You have an investment property and you want to rent it to tenants to cover the mortgage. That’s fine, but if you rent to the wrong person, you could find your investment costing you money. Not only might a bad tenant fail to pay their rent, but they can also do damage to your property, either through careless living or (worse) in retaliation.
So how do you choose a good tenant?
The top three things to look at when screening potential tenants are income consistency, rental history, and credit history. These three attributes should be able to tell you what you need to know about a potential tenant and their history of paying bills. Income consistency shows that the person makes a consistent income and can afford to pay their rent (rent should be about 30 percent or less of their monthly income.).
Their rental history also gives you some insight into what kind of tenants they are and their long-term potential. Do they have any large gaps or short-term leases in their background? Ask for an explanation for these. Choose someone who has a long-term rental history and excellent recent references from verified landlords or property management companies. Finally, their credit history can also give you enough background on their financial history to see if they can afford to pay for your property on a regular basis. You can also check out any bankruptcies, evictions, collections, credit accounts, and other debt information while running their credit checks.
When you are working your way through the tenant screening process, it may be a good idea to use an exemplary tenant screening service to help keep in mind all important elements of a back ground check when screening potential tenants.

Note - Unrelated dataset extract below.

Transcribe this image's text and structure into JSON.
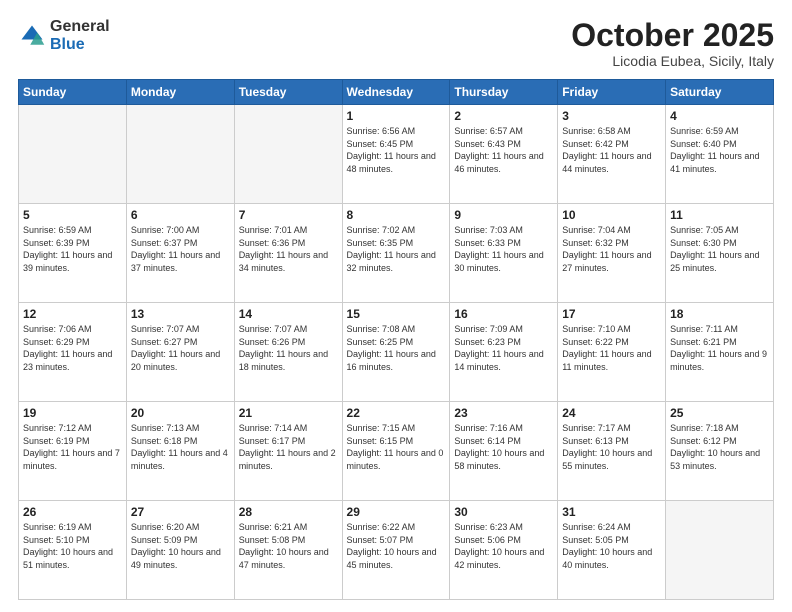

They don’t necessarily indicate a bad tenant, but historically these have been some of the signs that you need to watch out for:
- How many people come to look at the property? A large group of people may not indicate that they will be bad tenants, but it could indicate that there may be a lot of traffic coming in and out of your property if you rent to them. It could also indicate a group of people who are “casing the joint” in order to pursue burglary or other illegal activities in that neighborhood. Be sure and clarify exactly how many people will be expected to live in the unit or property before moving forward.
- How many jobs has the potential tenant had? Some folks may switch jobs to make more money and improve their work-life balance, but if the person seems to be playing musical careers, that is a red flag when it comes to picking a reliable tenant. Multiple jobs plus any span of time of unemployment is also another red flag to consider. How did the person pay their rent while out of work? Work history is one of the few things you can legally look at to make sure that you are selecting someone who is trustworthy and able to afford their rent.
- Does the potential tenant offer to pay in cash? Paying in cash is not always a good thing when it comes to renting, especially if they are asking for a fast application process in return. Few people carry around hundreds of dollars in cash and if they are, ask yourself why. Are they involved in something illegal? Is it the last of the money they have from a job they were fired from? No transactions that are legitimate should be done in cash; that is for their protection and yours! Using checks or debit cards gives you a paper trail for taxes and records and they should want the same.
- Does the applicant smell like drugs or alcohol? The smell of alcohol or behavior that indicates signs of addiction is a definite red flag that you should never ignore. They are most likely bad news already and will end up costing you money in the long run if you can’t depend on them to make their rent on a regular basis. You also don’t want to invite any criminal elements to set up camp on your property either, otherwise, the police may have to get involved.
- Do they have any references other than friends or family? Legitimate references include real apartment buildings, single-family homes, and other living spaces that are professionally run and operated by a management company or individual. Just like job references, if you cannot get hold of someone who has worked with the person, then proceed with caution. If the potential tenants are only listing friends or family as references, that is a red flag because friends and family won’t always be truthful about someone’s rental history. Be sure to research each reference, find out who owns the building, and if the person has a history of paying on time and taking care of the property.
One final thought on screening tenants: Be sure that you are up to date on the legal tenant guidelines. There is a difference in screening vs. discriminating when asking questions of potential tenants. What this means is that according to the U.S. Department of Housing and Urban Development’s Fair Housing website, “No one may take any of the following actions based on race, color, national origin, religion, sex, familial status, or handicap:”
- Refuse to rent or sell housing
- Make housing unavailable
- Deny a dwelling
- Set different terms, conditions, or privileges for sale or rental of a dwelling
- Provide different housing services or facilities.
In addition to these stated protected classes, state laws will vary but can also make it illegal to discriminate based on marital status or sexual orientation and gender identity. Just be familiar with your state laws before you begin the process of finding tenants. A reputable tenant screening service will help you ask the exact same set of questions to all applicants to ensure everyone is treated fairly and legally equal as you search for the best tenants for your property.